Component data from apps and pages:
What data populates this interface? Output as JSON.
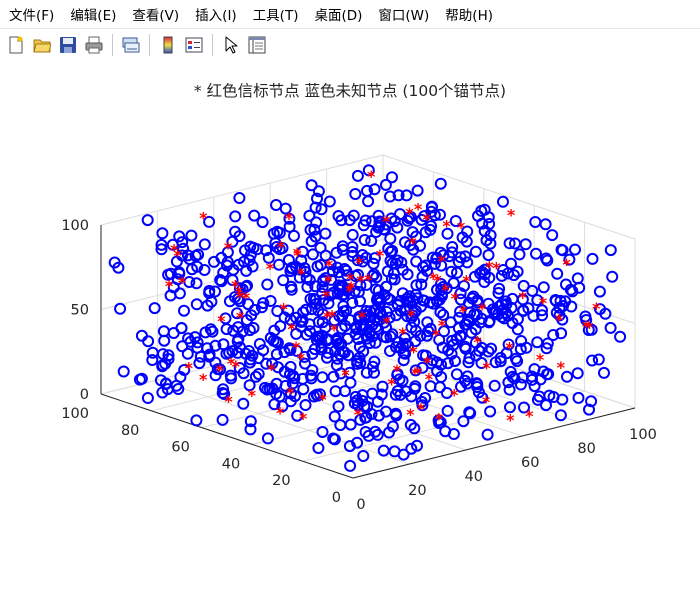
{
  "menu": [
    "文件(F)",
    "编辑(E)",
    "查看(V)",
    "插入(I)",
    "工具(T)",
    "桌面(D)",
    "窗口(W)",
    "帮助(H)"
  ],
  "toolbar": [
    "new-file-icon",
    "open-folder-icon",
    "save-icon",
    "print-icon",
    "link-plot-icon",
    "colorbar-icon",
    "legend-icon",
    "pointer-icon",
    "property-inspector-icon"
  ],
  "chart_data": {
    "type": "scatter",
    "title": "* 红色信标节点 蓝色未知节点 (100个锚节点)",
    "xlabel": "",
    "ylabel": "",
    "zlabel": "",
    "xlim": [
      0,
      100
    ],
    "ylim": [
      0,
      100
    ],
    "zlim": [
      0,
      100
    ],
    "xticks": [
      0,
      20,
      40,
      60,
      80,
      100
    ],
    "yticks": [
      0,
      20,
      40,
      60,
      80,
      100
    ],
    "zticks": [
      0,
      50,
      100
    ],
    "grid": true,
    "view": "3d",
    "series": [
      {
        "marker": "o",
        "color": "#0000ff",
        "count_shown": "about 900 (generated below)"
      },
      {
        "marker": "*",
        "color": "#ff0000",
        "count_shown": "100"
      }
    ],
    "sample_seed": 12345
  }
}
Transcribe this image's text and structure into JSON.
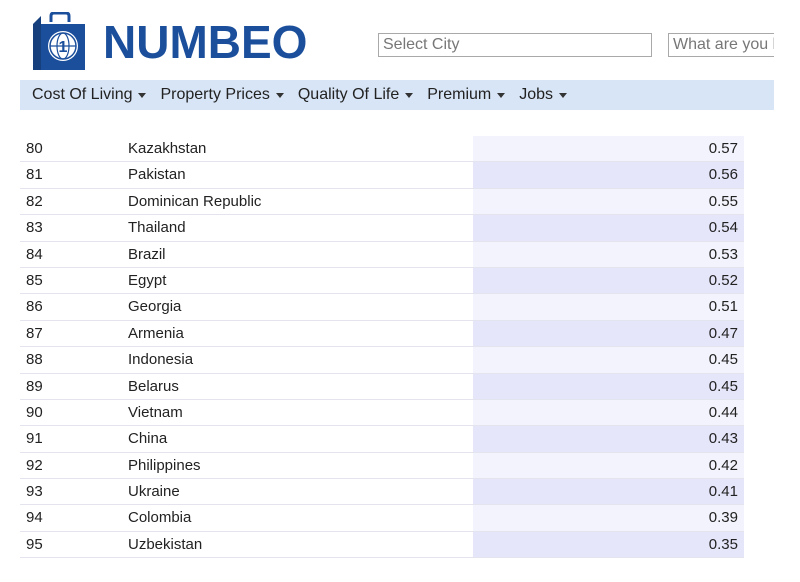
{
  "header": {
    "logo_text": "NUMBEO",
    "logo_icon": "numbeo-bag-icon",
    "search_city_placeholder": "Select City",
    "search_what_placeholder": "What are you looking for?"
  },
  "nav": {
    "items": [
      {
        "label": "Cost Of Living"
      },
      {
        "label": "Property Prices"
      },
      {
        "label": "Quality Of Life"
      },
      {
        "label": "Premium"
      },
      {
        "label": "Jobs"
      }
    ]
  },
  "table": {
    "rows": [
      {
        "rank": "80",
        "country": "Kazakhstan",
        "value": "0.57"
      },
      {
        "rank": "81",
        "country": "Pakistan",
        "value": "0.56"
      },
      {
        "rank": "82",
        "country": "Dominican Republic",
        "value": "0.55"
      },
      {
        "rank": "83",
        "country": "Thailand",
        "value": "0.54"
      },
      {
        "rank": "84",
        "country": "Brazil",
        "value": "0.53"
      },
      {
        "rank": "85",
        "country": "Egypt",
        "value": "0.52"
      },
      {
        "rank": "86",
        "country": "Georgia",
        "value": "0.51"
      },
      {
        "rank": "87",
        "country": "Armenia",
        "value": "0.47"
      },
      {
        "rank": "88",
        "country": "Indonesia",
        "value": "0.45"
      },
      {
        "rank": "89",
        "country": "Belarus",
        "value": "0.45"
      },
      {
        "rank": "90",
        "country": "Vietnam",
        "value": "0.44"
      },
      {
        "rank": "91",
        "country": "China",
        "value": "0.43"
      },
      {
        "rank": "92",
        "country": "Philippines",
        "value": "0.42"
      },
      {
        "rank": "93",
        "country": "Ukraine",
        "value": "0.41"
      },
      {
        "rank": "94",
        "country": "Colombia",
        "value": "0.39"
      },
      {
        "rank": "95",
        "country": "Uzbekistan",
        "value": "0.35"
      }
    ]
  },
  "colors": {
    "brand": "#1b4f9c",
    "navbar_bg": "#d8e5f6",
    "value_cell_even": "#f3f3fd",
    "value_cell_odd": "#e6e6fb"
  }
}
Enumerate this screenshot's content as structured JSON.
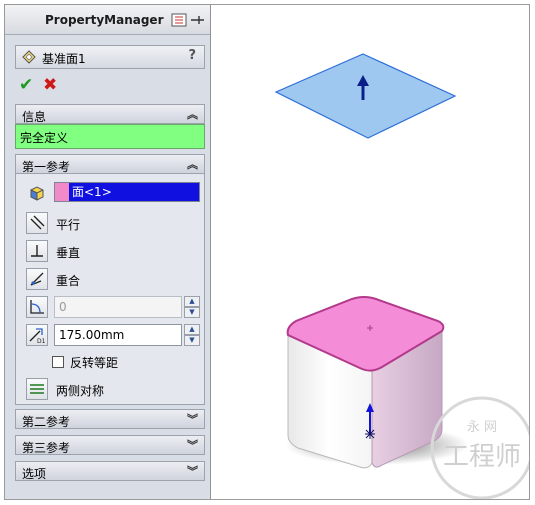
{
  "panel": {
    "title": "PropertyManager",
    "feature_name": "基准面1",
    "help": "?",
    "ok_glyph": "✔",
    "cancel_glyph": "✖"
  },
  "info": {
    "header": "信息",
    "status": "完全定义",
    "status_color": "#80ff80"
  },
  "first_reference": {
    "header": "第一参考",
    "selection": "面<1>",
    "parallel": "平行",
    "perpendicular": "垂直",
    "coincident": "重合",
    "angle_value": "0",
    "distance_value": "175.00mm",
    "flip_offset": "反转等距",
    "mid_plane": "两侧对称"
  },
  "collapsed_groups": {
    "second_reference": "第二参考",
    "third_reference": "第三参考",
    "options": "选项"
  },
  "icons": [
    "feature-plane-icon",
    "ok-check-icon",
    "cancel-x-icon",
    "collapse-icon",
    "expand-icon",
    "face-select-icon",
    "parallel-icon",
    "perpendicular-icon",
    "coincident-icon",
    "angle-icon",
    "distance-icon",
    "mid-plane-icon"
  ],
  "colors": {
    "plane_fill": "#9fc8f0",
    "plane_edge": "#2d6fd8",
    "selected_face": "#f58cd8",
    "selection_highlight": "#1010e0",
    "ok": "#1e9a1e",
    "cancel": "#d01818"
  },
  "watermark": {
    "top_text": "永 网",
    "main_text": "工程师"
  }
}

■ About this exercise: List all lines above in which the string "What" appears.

■ Result of this task:
What data populates this interface? Output as JSON.
    "search_what_placeholder": "What are you looking for?"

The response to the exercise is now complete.